“Our engineers are constantly striving to improve the design of our products to improve safe handling and to facilitate ease of fitting,” said Sydenham. “An example of this would be our alloy steel concave segments, where we have recently provided a solution for a cus-tomer by reducing the number of seg-ments in a set from 60 to 16. This not only reduces the number of parts being lifted, but also takes far less time to fit.”
Optimizing Wear-part Costs
The cost of replacing liners and other wear items in crushing plant on a regu-lar basis is a function of the material being crushed, the quality of the wear parts being used and, most importantly, the way that the crushing chamber is set up. As Mäki-Uuro explained, the way the rock flows through the crushing chamber is critical, and depends on the chamber design. Each application needs to be tailored to the individual site conditions, depending on the input material characteristics and the type of product that is required: this may be vastly different for a mining operation or for aggregates production.
Clearly, then, there can be significant cost differences for replacing wear parts, not only in terms of the parts themselves but also in the labor needed. Liners that wear quickly will need replacing more frequently, and the crusher will be down more often as a result.

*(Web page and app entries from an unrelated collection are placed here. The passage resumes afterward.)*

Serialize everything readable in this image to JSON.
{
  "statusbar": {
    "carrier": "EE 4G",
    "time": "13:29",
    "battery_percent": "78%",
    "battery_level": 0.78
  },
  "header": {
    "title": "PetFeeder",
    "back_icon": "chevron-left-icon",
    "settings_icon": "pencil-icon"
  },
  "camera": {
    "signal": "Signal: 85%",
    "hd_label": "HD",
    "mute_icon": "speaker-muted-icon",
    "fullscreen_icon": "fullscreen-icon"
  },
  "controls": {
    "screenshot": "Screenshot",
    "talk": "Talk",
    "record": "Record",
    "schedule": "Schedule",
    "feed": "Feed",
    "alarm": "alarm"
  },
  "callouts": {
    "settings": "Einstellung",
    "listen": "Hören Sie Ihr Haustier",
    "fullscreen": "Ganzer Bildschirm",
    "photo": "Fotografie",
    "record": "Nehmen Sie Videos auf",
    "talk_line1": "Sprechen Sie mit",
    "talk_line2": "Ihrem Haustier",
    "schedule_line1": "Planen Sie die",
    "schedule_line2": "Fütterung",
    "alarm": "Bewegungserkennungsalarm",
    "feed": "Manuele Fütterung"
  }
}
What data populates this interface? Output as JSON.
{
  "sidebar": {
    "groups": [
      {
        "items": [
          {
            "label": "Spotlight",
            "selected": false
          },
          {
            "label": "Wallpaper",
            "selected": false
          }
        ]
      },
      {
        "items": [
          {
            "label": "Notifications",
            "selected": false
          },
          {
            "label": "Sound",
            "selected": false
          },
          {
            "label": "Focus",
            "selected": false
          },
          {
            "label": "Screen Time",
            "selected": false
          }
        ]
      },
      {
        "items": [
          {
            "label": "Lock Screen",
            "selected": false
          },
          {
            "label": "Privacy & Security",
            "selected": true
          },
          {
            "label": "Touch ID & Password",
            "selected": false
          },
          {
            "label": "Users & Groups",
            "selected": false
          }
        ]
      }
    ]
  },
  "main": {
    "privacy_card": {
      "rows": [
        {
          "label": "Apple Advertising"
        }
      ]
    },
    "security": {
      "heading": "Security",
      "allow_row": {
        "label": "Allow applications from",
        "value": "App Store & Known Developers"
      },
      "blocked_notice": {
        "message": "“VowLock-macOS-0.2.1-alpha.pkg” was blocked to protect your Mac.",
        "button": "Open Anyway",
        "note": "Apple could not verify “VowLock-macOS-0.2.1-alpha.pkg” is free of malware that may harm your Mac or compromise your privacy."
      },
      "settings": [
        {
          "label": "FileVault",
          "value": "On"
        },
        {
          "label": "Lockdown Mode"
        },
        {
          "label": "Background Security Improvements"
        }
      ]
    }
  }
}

So, what should mines expect in terms of regular replacement costs, as a proportion of the initial cost of a crusher?
“Wear-part life is directly related to the material characteristics and mining operations. As a very general rule of thumb, one could estimate somewhere between one-third and one-half,” said Hanny.
“The consumption of wear parts is so dependent on the application of the machine and factors such as the compressive strength and work index,” said Sydenham. In a worst-case sce-nario, a mining company might spend roughly 50% of the capital cost of the base crusher per year on wear parts for that machine.”
“Part lifetimes have improved in recent years. Since higher carbon grades were developed, wear resistance has improved and, subsequently in most applications, the parts last longer. Better designs have optimized the placement of wear metal to improve production through the crusher while providing better wear life. Wear life should really be measured as tons of material produced rather than hours, so crushing performance is a criti-cal area of focus,” said Dillon.
The clear message from all of the manu-facturers is that each operation has to work out the best solution to crusher oper-ation for their own individual circum-stances, which may well change over time.
According to Hanny, one top priority within the mining industry is to reduce downtime due to liner changes. Even a short unscheduled maintenance stop in production can mean a big profit loss. Environmental impact is also increasing in importance with our customers, so we are working with materials, life-times, the production process and logistics so as to minimize our and our customers’ environmental impact.
Other materials are also playing a role. “Materials other than man-ganese steel have been introduced for crusher wear parts, especially in pri-mary gyratory concave segments,” said Sydenham. Various grades of pearlitic and martensitic low steel and iron heat-treated to high hardness are gaining more popularity over manganese steel concave segments. Some manufactur-ers have also done trials on casting high-hardness alloy iron inserts into the manganese steel matrix material to enhance wear resistance.”
“In the future, I see more customized solutions at each crushing stage to enhance the total value of the operation, helping to optimize the product shape, amount of fines, system capacity, energy usage and wear costs for each individual customer,” said Mäki-Uuro.